Supplied material section start

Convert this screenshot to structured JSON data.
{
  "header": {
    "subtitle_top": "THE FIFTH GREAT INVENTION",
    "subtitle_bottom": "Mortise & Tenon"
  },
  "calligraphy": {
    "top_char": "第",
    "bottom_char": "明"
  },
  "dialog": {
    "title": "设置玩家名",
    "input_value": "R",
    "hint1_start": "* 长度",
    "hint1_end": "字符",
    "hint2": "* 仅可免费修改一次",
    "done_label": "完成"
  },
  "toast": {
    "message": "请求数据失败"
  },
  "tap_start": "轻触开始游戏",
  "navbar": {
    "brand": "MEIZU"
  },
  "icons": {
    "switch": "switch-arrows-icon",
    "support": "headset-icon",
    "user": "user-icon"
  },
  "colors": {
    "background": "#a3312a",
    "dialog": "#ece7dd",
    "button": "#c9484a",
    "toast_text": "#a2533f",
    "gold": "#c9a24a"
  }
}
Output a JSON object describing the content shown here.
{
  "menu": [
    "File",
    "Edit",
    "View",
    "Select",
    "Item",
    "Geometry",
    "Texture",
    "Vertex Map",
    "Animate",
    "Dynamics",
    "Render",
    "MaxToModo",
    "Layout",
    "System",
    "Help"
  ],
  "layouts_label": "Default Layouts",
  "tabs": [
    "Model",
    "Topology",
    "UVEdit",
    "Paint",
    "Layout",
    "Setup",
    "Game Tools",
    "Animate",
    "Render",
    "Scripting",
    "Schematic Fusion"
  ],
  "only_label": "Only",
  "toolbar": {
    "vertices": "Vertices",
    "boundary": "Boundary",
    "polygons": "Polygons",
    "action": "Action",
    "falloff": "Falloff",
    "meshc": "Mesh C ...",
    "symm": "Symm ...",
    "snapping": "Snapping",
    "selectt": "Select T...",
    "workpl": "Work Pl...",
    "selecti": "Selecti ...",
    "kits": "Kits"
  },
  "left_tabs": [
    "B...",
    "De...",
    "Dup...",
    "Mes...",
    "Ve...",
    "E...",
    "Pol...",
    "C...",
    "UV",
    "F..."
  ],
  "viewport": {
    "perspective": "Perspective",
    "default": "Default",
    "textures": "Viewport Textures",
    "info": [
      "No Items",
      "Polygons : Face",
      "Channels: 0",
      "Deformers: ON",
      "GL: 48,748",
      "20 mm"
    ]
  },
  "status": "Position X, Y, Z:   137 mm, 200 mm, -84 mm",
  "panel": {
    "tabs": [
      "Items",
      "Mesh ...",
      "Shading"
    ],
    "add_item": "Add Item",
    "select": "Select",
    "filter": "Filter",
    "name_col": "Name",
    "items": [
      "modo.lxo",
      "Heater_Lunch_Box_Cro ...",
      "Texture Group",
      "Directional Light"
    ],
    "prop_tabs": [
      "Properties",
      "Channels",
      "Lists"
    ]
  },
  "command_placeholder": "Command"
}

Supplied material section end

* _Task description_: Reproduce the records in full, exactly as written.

* _Answer space_:
Convert this screenshot to structured JSON data.
{
  "header": {
    "subtitle_top": "THE FIFTH GREAT INVENTION",
    "subtitle_bottom": "Mortise & Tenon"
  },
  "calligraphy": {
    "top_char": "第",
    "bottom_char": "明"
  },
  "dialog": {
    "title": "设置玩家名",
    "input_value": "R",
    "hint1_start": "* 长度",
    "hint1_end": "字符",
    "hint2": "* 仅可免费修改一次",
    "done_label": "完成"
  },
  "toast": {
    "message": "请求数据失败"
  },
  "tap_start": "轻触开始游戏",
  "navbar": {
    "brand": "MEIZU"
  },
  "icons": {
    "switch": "switch-arrows-icon",
    "support": "headset-icon",
    "user": "user-icon"
  },
  "colors": {
    "background": "#a3312a",
    "dialog": "#ece7dd",
    "button": "#c9484a",
    "toast_text": "#a2533f",
    "gold": "#c9a24a"
  }
}
Output a JSON object describing the content shown here.
{
  "menu": [
    "File",
    "Edit",
    "View",
    "Select",
    "Item",
    "Geometry",
    "Texture",
    "Vertex Map",
    "Animate",
    "Dynamics",
    "Render",
    "MaxToModo",
    "Layout",
    "System",
    "Help"
  ],
  "layouts_label": "Default Layouts",
  "tabs": [
    "Model",
    "Topology",
    "UVEdit",
    "Paint",
    "Layout",
    "Setup",
    "Game Tools",
    "Animate",
    "Render",
    "Scripting",
    "Schematic Fusion"
  ],
  "only_label": "Only",
  "toolbar": {
    "vertices": "Vertices",
    "boundary": "Boundary",
    "polygons": "Polygons",
    "action": "Action",
    "falloff": "Falloff",
    "meshc": "Mesh C ...",
    "symm": "Symm ...",
    "snapping": "Snapping",
    "selectt": "Select T...",
    "workpl": "Work Pl...",
    "selecti": "Selecti ...",
    "kits": "Kits"
  },
  "left_tabs": [
    "B...",
    "De...",
    "Dup...",
    "Mes...",
    "Ve...",
    "E...",
    "Pol...",
    "C...",
    "UV",
    "F..."
  ],
  "viewport": {
    "perspective": "Perspective",
    "default": "Default",
    "textures": "Viewport Textures",
    "info": [
      "No Items",
      "Polygons : Face",
      "Channels: 0",
      "Deformers: ON",
      "GL: 48,748",
      "20 mm"
    ]
  },
  "status": "Position X, Y, Z:   137 mm, 200 mm, -84 mm",
  "panel": {
    "tabs": [
      "Items",
      "Mesh ...",
      "Shading"
    ],
    "add_item": "Add Item",
    "select": "Select",
    "filter": "Filter",
    "name_col": "Name",
    "items": [
      "modo.lxo",
      "Heater_Lunch_Box_Cro ...",
      "Texture Group",
      "Directional Light"
    ],
    "prop_tabs": [
      "Properties",
      "Channels",
      "Lists"
    ]
  },
  "command_placeholder": "Command"
}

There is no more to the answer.